>>>>

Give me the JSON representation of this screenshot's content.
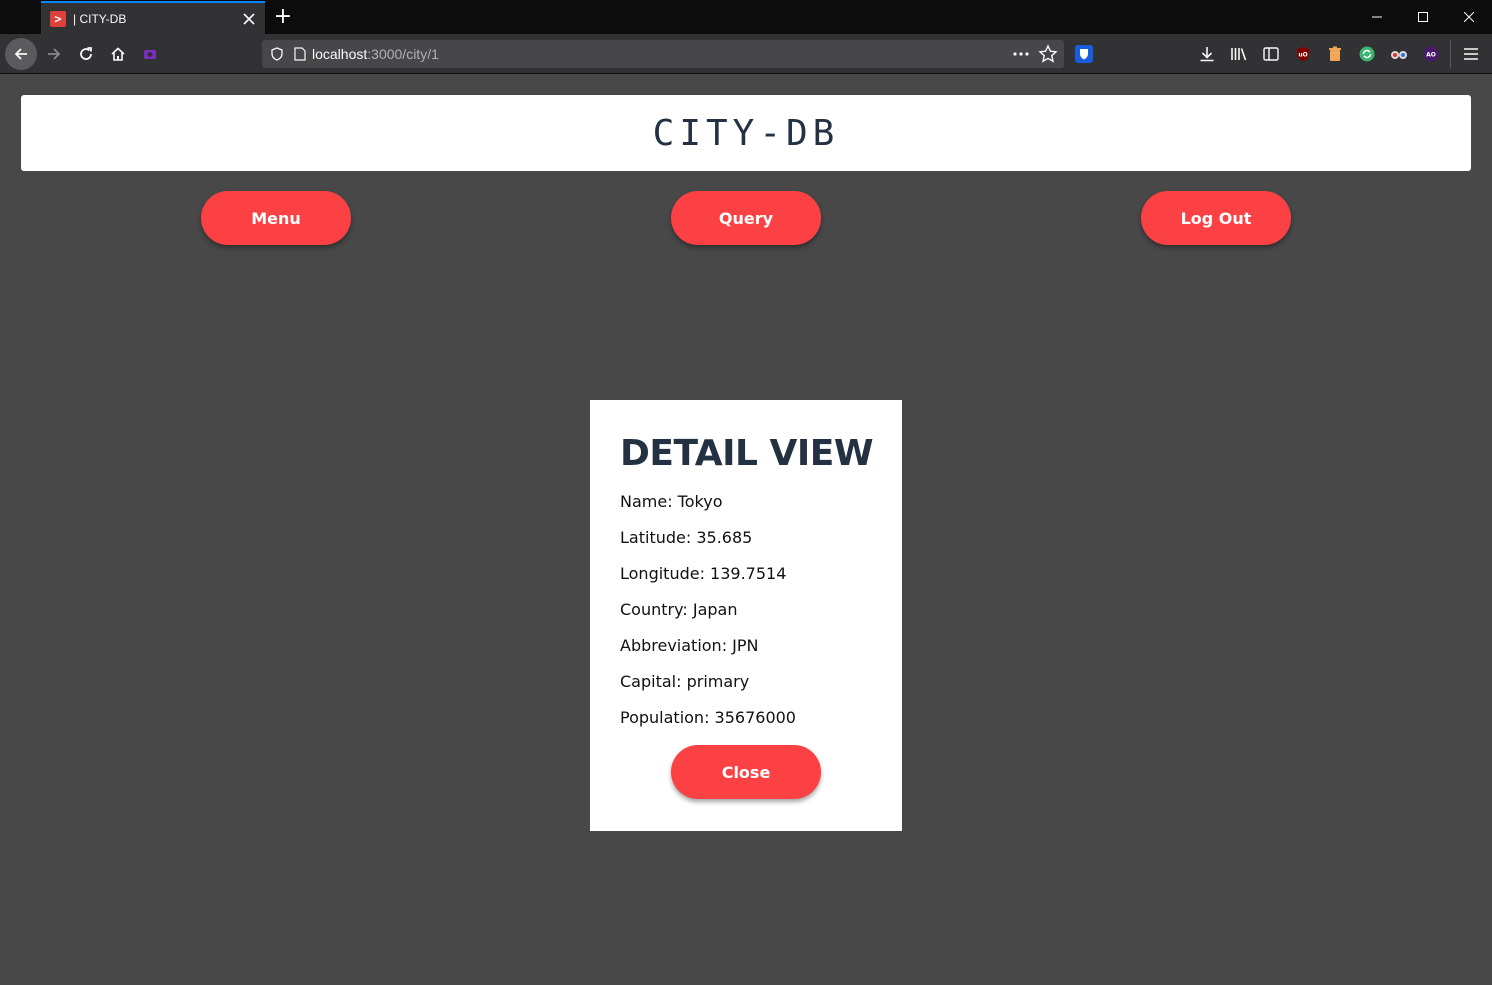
{
  "browser": {
    "tab_title": "| CITY-DB",
    "tab_favicon_glyph": ">",
    "url_host": "localhost",
    "url_path": ":3000/city/1",
    "new_tab_glyph": "+",
    "accent_color": "#0a84ff"
  },
  "site": {
    "title": "CITY-DB"
  },
  "nav": {
    "menu_label": "Menu",
    "query_label": "Query",
    "logout_label": "Log Out",
    "button_color": "#fc4145"
  },
  "detail": {
    "heading": "DETAIL VIEW",
    "rows": [
      "Name: Tokyo",
      "Latitude: 35.685",
      "Longitude: 139.7514",
      "Country: Japan",
      "Abbreviation: JPN",
      "Capital: primary",
      "Population: 35676000"
    ],
    "close_label": "Close"
  }
}
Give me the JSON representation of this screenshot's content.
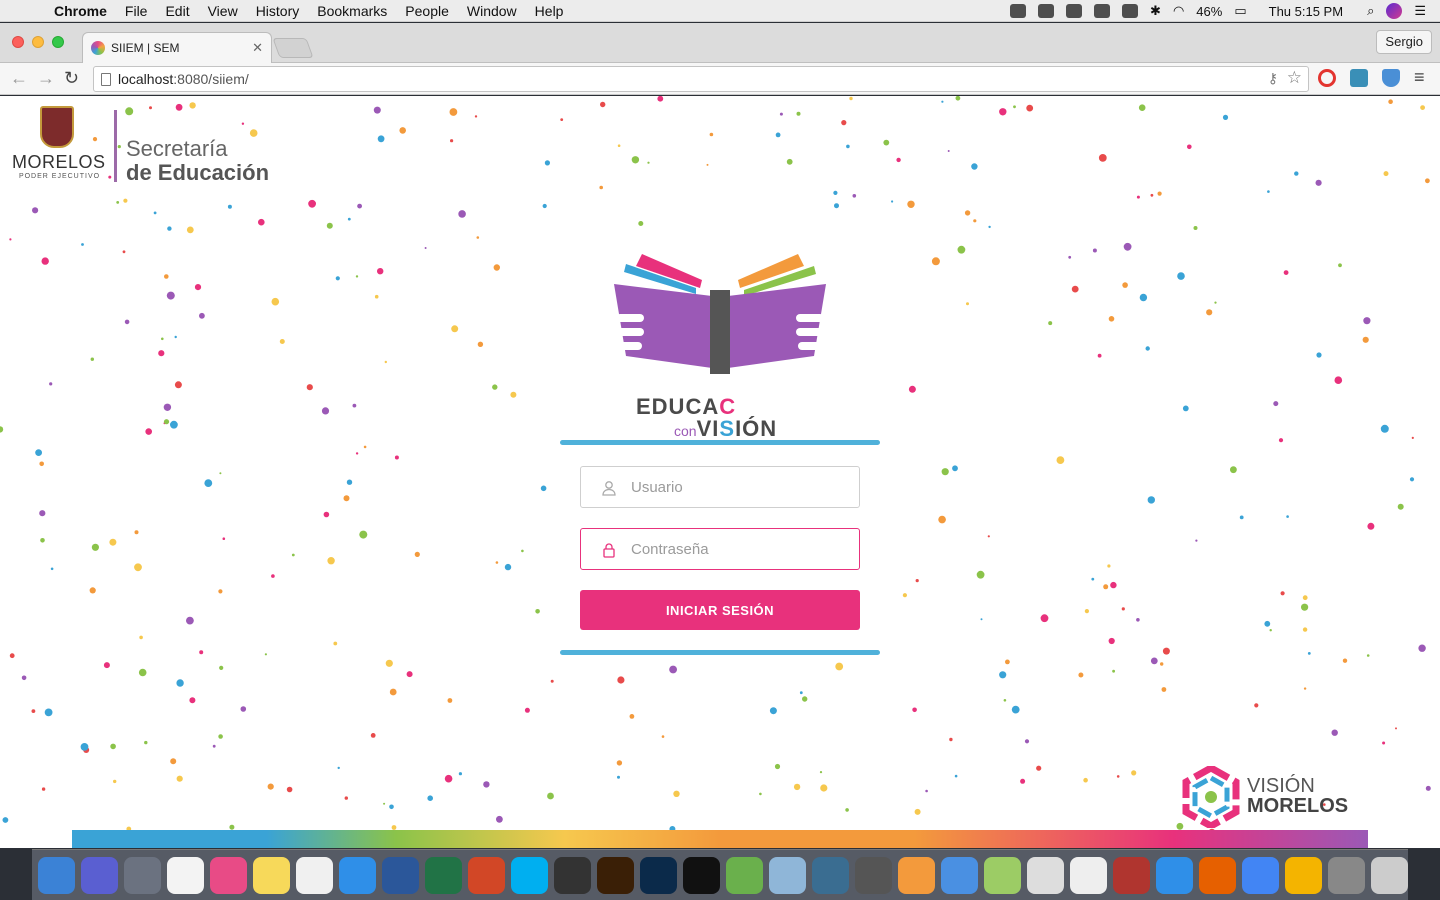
{
  "menubar": {
    "app_name": "Chrome",
    "items": [
      "File",
      "Edit",
      "View",
      "History",
      "Bookmarks",
      "People",
      "Window",
      "Help"
    ],
    "battery": "46%",
    "clock": "Thu 5:15 PM"
  },
  "browser": {
    "tab_title": "SIIEM | SEM",
    "profile": "Sergio",
    "url_host": "localhost",
    "url_rest": ":8080/siiem/"
  },
  "header": {
    "morelos": "MORELOS",
    "poder": "PODER EJECUTIVO",
    "secretaria": "Secretaría",
    "educacion": "de Educación"
  },
  "brand": {
    "educa": "EDUCA",
    "c": "C",
    "con": "con",
    "vi": "VI",
    "s": "S",
    "ion": "IÓN"
  },
  "login": {
    "user_placeholder": "Usuario",
    "password_placeholder": "Contraseña",
    "submit_label": "INICIAR SESIÓN"
  },
  "footer": {
    "vision": "VISIÓN",
    "morelos": "MORELOS"
  },
  "colors": {
    "accent": "#e8317c",
    "bar": "#4fb1da",
    "purple": "#9b59b6"
  },
  "dock_apps": [
    "finder-icon",
    "siri-icon",
    "launchpad-icon",
    "calendar-icon",
    "itunes-icon",
    "notes-icon",
    "textedit-icon",
    "appstore-icon",
    "word-icon",
    "excel-icon",
    "powerpoint-icon",
    "skype-icon",
    "safari-compass-icon",
    "illustrator-icon",
    "photoshop-icon",
    "terminal-icon",
    "spring-icon",
    "virtualbox-icon",
    "mysql-icon",
    "sequelpro-icon",
    "sublime-icon",
    "xcode-icon",
    "android-studio-icon",
    "scanner-icon",
    "script-icon",
    "filezilla-icon",
    "safari-icon",
    "firefox-icon",
    "chrome-icon",
    "drive-icon",
    "preferences-icon",
    "trash-icon"
  ]
}
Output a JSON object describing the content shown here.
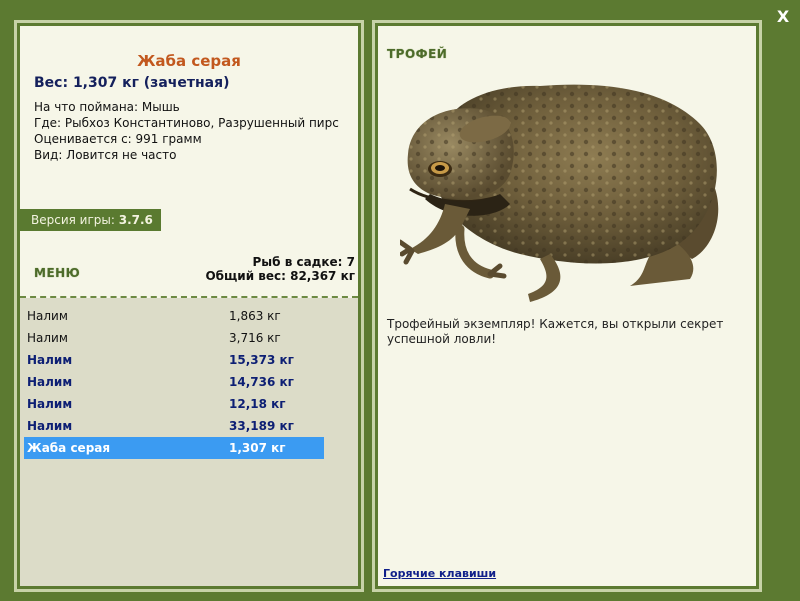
{
  "close_label": "X",
  "fish": {
    "title": "Жаба серая",
    "weight_line": "Вес: 1,307 кг (зачетная)",
    "bait_line": "На что поймана: Мышь",
    "place_line": "Где: Рыбхоз Константиново, Разрушенный пирс",
    "value_line": "Оценивается с: 991 грамм",
    "kind_line": "Вид: Ловится не часто"
  },
  "version": {
    "label": "Версия игры:",
    "value": "3.7.6"
  },
  "menu_label": "МЕНЮ",
  "stats": {
    "count_line": "Рыб в садке: 7",
    "total_line": "Общий вес: 82,367 кг"
  },
  "catch_list": [
    {
      "name": "Налим",
      "weight": "1,863 кг",
      "style": "normal"
    },
    {
      "name": "Налим",
      "weight": "3,716 кг",
      "style": "normal"
    },
    {
      "name": "Налим",
      "weight": "15,373 кг",
      "style": "bold"
    },
    {
      "name": "Налим",
      "weight": "14,736 кг",
      "style": "bold"
    },
    {
      "name": "Налим",
      "weight": "12,18 кг",
      "style": "bold"
    },
    {
      "name": "Налим",
      "weight": "33,189 кг",
      "style": "bold"
    },
    {
      "name": "Жаба серая",
      "weight": "1,307 кг",
      "style": "selected"
    }
  ],
  "trophy": {
    "label": "ТРОФЕЙ",
    "text": "Трофейный экземпляр! Кажется, вы открыли секрет успешной ловли!"
  },
  "hotkeys_label": "Горячие клавиши",
  "colors": {
    "frame_green": "#5c7a31",
    "panel_bg": "#f6f6e8",
    "list_bg": "#dcdcc8",
    "title_orange": "#c2581e",
    "bold_navy": "#0d1f74",
    "selection_blue": "#3b9bf2"
  }
}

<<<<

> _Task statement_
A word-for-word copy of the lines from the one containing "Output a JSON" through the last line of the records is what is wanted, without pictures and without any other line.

> _Reply to the exercise_
Output a JSON object describing the content shown here.
{
  "close_label": "X",
  "fish": {
    "title": "Жаба серая",
    "weight_line": "Вес: 1,307 кг (зачетная)",
    "bait_line": "На что поймана: Мышь",
    "place_line": "Где: Рыбхоз Константиново, Разрушенный пирс",
    "value_line": "Оценивается с: 991 грамм",
    "kind_line": "Вид: Ловится не часто"
  },
  "version": {
    "label": "Версия игры:",
    "value": "3.7.6"
  },
  "menu_label": "МЕНЮ",
  "stats": {
    "count_line": "Рыб в садке: 7",
    "total_line": "Общий вес: 82,367 кг"
  },
  "catch_list": [
    {
      "name": "Налим",
      "weight": "1,863 кг",
      "style": "normal"
    },
    {
      "name": "Налим",
      "weight": "3,716 кг",
      "style": "normal"
    },
    {
      "name": "Налим",
      "weight": "15,373 кг",
      "style": "bold"
    },
    {
      "name": "Налим",
      "weight": "14,736 кг",
      "style": "bold"
    },
    {
      "name": "Налим",
      "weight": "12,18 кг",
      "style": "bold"
    },
    {
      "name": "Налим",
      "weight": "33,189 кг",
      "style": "bold"
    },
    {
      "name": "Жаба серая",
      "weight": "1,307 кг",
      "style": "selected"
    }
  ],
  "trophy": {
    "label": "ТРОФЕЙ",
    "text": "Трофейный экземпляр! Кажется, вы открыли секрет успешной ловли!"
  },
  "hotkeys_label": "Горячие клавиши",
  "colors": {
    "frame_green": "#5c7a31",
    "panel_bg": "#f6f6e8",
    "list_bg": "#dcdcc8",
    "title_orange": "#c2581e",
    "bold_navy": "#0d1f74",
    "selection_blue": "#3b9bf2"
  }
}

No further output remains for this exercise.